Questions: What is the source of our hope? What does God expect of leaders? What must they protect against? How can we tell who truly knows God?
“Read More” to pursue answers from Titus.
Technorati Tags: bible, epistle, godliness, leadership, character, titus, truth
Lord, make me a Fountain of your Love.
Draw me into your Presence
And fill me with your Holy Spirit
That I would know you as my Father
And manifest the image of Christ
In this world, and the world to come. Amen.
Paul, a servant of God, and an apostle of Jesus Christ, according to the faith of God’s elect, and the acknowledging of the truth which is after godliness;
There’s that word “godliness” again. As in Timothy, Paul seems to be stressing that the point of truth is to promote godliness (as opposed to, say, disputation). Though, to be sure, the context here is not so much instruction as describing his own calling:
In hope of eternal life, which God, that cannot lie, promised before the world began;
Paul is very explicit that the basis of his calling is the hope of eternal life, rooted in the promise of God. More, that this promise is somehow prior to everything else we know about the world — even though it just became clear recently:
But hath in due times manifested his word through preaching, which is committed unto me according to the commandment of God our Saviour;
And it seems to be that Saviour — and the preaching thereof — which Paul sees as his primary connection to Titus:
To Titus, [mine] own son after the common faith: Grace, mercy, [and] peace, from God the Father and the Lord Jesus Christ our Saviour.
Thought Titus’ primary duty would actually appear to be leadership development, not evangelism:
For this cause left I thee in Crete, that thou shouldest set in order the things that are wanting, and ordain elders in every city, as I had appointed thee:
Then follows a list of criteria, quite similar to those we just saw in First Timothy:
If any be
- the husband of one wife
- having faithful children not accused of riot or unruly.
For a bishop must be blameless, as the steward of God;
- not selfwilled
- not soon angry
- not given to wine
- no striker
- not given to filthy lucre;
- But a lover of hospitality
- a lover of good men
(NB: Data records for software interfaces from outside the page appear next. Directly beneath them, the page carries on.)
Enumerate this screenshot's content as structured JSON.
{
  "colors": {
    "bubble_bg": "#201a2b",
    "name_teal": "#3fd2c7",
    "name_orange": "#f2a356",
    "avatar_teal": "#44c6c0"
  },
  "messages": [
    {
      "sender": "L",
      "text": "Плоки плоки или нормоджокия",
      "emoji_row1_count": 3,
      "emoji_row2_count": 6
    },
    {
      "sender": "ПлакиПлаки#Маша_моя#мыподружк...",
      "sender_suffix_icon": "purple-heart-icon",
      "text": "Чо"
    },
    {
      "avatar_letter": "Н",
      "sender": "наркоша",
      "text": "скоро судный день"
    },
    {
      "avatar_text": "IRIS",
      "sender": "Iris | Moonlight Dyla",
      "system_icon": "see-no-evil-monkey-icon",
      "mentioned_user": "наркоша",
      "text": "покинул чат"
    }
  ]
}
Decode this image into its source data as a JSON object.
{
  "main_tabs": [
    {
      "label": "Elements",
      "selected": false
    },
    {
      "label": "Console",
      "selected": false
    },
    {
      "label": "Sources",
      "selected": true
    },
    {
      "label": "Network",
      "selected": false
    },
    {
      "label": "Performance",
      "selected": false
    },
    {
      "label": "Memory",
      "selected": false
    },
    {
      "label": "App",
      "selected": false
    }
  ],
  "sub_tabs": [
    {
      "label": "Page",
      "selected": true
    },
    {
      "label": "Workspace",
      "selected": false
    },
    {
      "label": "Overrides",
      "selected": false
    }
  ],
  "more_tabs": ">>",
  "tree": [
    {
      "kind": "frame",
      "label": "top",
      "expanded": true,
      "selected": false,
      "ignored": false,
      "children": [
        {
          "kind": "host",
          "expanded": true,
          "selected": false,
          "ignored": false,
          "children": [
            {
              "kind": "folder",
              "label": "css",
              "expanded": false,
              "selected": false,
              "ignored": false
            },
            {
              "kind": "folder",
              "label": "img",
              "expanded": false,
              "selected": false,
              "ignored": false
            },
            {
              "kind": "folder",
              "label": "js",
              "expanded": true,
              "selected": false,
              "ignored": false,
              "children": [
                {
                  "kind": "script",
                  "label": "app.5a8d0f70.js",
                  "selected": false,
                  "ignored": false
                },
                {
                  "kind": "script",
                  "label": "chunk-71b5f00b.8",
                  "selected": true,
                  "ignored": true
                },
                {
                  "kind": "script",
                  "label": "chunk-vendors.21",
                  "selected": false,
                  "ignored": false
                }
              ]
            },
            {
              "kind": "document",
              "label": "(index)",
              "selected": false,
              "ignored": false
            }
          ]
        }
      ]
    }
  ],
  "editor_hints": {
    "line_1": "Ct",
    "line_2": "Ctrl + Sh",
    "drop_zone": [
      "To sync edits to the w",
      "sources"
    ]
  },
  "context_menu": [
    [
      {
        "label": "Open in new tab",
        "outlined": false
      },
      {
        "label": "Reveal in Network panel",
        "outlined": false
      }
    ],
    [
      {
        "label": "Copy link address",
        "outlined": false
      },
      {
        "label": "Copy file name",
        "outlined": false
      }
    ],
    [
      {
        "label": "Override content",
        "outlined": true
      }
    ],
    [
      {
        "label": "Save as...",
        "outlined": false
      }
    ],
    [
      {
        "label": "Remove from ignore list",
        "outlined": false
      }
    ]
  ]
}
Again, I am astounded that all the criteria are focused solely on character. There isn’t a single reference to theology, or even leadership ability (other than having well-behaved children).
Well, okay, that’s not really true; Paul may have just saved those for the end:
Holding fast the faithful word as he hath been taught, that he may be able by sound doctrine both to exhort and to convince the gainsayers.
I see five implicit qualifications here:
- having been taught
- holding fast to the faith
- possessing sound doctrine
- able to exhort
- able to refute naysayers
At last we have a concrete description of what constitutes sound theological leadership. Intriguingly, the focus is explicitly on both encouraging the faithful and, well, discouraging the faithless:
For there are many unruly and vain talkers and deceivers, specially they of the circumcision: Whose mouths must be stopped, who subvert whole houses, teaching things which they ought not, for filthy lucre’s sake.
Anytime you have a tight-knit community, there are parasites who will prey upon it. Paul seems particularly concerned about the culture in Crete:
One of themselves, [even] a prophet of their own, said, The Cretians [are] alway liars, evil beasts, slow bellies.This witness is true.
This verse is famous for its the much-disputed paradox, but I personally think Paul was well aware of the irony of his affirming the truthfulness of a man who indirectly called himself a liar! The larger point is that Cretan culture had a tendency towards deceitfulness, which made strong discipline even more necessary:
Wherefore rebuke them sharply, that they may be sound in the faith;
Plus, as implied by the earlier comment about circumcision, the real threat was not so much from Cretan culture but Jewish mythology:
Not giving heed to Jewish fables, and commandments of men, that turn from the truth.
We don’t know what exactly Paul was speaking against, but it sounds like some sort of legalism — which to Paul is the exact opposite of godliness and personal purity:
Unto the pure all things [are] pure: but unto them that are defiled and unbelieving [is] nothing pure; but even their mind and conscience is defiled.
Shocking! Paul’s complaint against the legalists is not that they are overly concerned with purity, but rather than they are incapable of understanding purity due to their own impurity.
They profess that they know God; but in works they deny [him], being abominable, and disobedient, and unto every good work reprobate.
Ah! Perhaps this explains why Paul listed a dozen or more character attributes of leaders before talking about doctrine. The real test of godliness is whether our actions bring glory to God. How well we understand God with our heads is only of interest after we’ve demonstrated that we know him with our hearts. Paul has no tolerance for teachers who may be theologically impressive but personally reprehensible.
God, I am convicted of how little I understand your godliness, and what it means to lead your people in truth. Father, help me to love my wife, and submit to your spirit, that I may be a light in the darkness. Teach me to avoid foolish controversy, but still protect the faith. Not with words or out of pride, but through your power shining through me. I ask this in Jesus name, Amen.
About the Title:
Today’s title is, ironically, a corruption of “Christian’, and not actually connected to the inhabitants of Crete.